If it’s a movie about an adventurous European woman who moves to Africa, grows to love it--and to love dashing hunter Denys Finch Hatton as well--and she also writes a book about her experiences, then it must be “Out of Africa,” right?
Not anymore. Airing Sunday and Tuesday at 9 p.m. on CBS, “Beryl Markham: A Shadow on the Sun” is the story of a woman whose life overlapped that of Karen Blixen (a.k.a. Isak Dinesen) in many ways. But Markham, the first pilot of either sex to fly the Atlantic solo from east to west, was perhaps an even more extraordinary person than the heroine Meryl Streep portrayed in “Out of Africa.” Obscure until just four years ago (when her autobiography “West With the Night” was reprinted and PBS first aired a documentary about her), Markham is suddenly a hot property; at least two other theatrical movies about her are in development.
Unfortunately, this new notoriety came too late to benefit the aviator, horse trainer and author--she died in 1986.
“A Shadow on the Sun” stars Stefanie Powers (who also co-produced) and was directed by Tony Richardson (“Tom Jones”). The film, which follows Markham from the time she arrived in Kenya with her parents at age 4 to her death, is skillfully made and acted. Still, it’s not quite the Beryl Markham film to end all Beryl Markham films.
Perhaps the film took on too much by telling the “whole” story. Too many of the portions of Markham’s life were far less than exciting--especially those dealing with her boring and/or brutal husbands, all four of them. The TV movie does little more during these sections than convey the dullness.
More troubling is the film’s frequent, evasive shallowness. Part of the problem may be that “Shadow” is based on interviews with Markham by journalist James Fox (“White Mischief”). Consequently, the script sees her life as filtered through her own remembrances, as told to a Fox-like reporter, and generally we just get one side--hers.
At one point, for example, we see one of her husbands hammering a nail in a door for every time he thought she’d been unfaithful. The nails quickly multiply, yet we’re left with the vague impression that he’s just imagining it all (Markham’s later, unambiguous affairs make this seem less than likely). Further on, another husband claims that he wrote a great deal of “West With the Night” and is portrayed as a drunk who may be exaggerating. Maybe so, maybe not--it’s hard to tell in this context.

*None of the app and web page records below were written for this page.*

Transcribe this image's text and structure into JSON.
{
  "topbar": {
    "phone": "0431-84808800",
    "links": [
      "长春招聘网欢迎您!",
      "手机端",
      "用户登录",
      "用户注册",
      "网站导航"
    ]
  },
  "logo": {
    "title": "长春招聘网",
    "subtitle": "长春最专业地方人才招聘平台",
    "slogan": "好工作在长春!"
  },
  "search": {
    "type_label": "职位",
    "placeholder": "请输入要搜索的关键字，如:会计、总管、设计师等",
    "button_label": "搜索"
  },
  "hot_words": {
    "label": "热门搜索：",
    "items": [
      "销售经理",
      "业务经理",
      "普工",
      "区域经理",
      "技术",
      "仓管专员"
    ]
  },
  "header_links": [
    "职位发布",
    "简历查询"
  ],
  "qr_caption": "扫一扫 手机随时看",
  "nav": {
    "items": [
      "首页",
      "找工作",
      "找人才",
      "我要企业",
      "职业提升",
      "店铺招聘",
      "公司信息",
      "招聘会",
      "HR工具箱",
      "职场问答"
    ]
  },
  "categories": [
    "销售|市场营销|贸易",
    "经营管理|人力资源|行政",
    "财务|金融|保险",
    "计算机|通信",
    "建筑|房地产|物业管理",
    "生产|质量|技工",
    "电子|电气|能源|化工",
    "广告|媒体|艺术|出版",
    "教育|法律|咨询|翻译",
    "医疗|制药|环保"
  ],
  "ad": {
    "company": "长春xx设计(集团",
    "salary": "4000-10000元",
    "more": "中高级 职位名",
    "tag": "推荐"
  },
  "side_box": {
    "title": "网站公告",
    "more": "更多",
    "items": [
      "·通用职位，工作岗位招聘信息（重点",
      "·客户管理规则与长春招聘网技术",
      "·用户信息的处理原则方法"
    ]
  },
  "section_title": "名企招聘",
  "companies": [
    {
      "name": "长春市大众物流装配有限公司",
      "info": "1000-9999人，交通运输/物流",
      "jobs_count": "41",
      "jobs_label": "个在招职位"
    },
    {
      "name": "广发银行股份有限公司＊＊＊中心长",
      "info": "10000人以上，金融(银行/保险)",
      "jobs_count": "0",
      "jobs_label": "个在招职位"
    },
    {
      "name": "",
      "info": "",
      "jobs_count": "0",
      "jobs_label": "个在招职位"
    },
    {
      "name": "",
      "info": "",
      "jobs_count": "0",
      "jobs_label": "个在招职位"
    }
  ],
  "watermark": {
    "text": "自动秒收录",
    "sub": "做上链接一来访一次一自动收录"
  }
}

Even more annoying than the lack of clarity over what Markham did or didn’t do in her life is the film’s sketchiness over why she did certain things.
Why, for example, did she suddenly decide to learn how to fly? Why did she love Kenya so much? Why did she philander? The closest thing to a deep insight comes when Powers’ Markham says she was “never able to resist a new thrill or new challenge.” But was it courage or mere flightiness?
Still, under Richardson’s capable direction, the sketchy panorama is a watchable one--even if the African-landscape scenes are curiously disappointing (don’t expect an “Out of Africa"-scale lushness).
And one thing is absolutely clear: Former “Hart to Hart” star Powers had her heart in this role. Sharing much in common with her character--she also has a home in Kenya and is a pilot--Powers gives the performance of her life. She also sports a very convincing British accent.
With more width than depth, “Shadow in the Sun” lacks the psychological perception that would have made it more moving. But in the end the movie’s strengths outweigh its faults. Should those other Markham films ever materialize, this one has given them a reasonably high standard to try to top.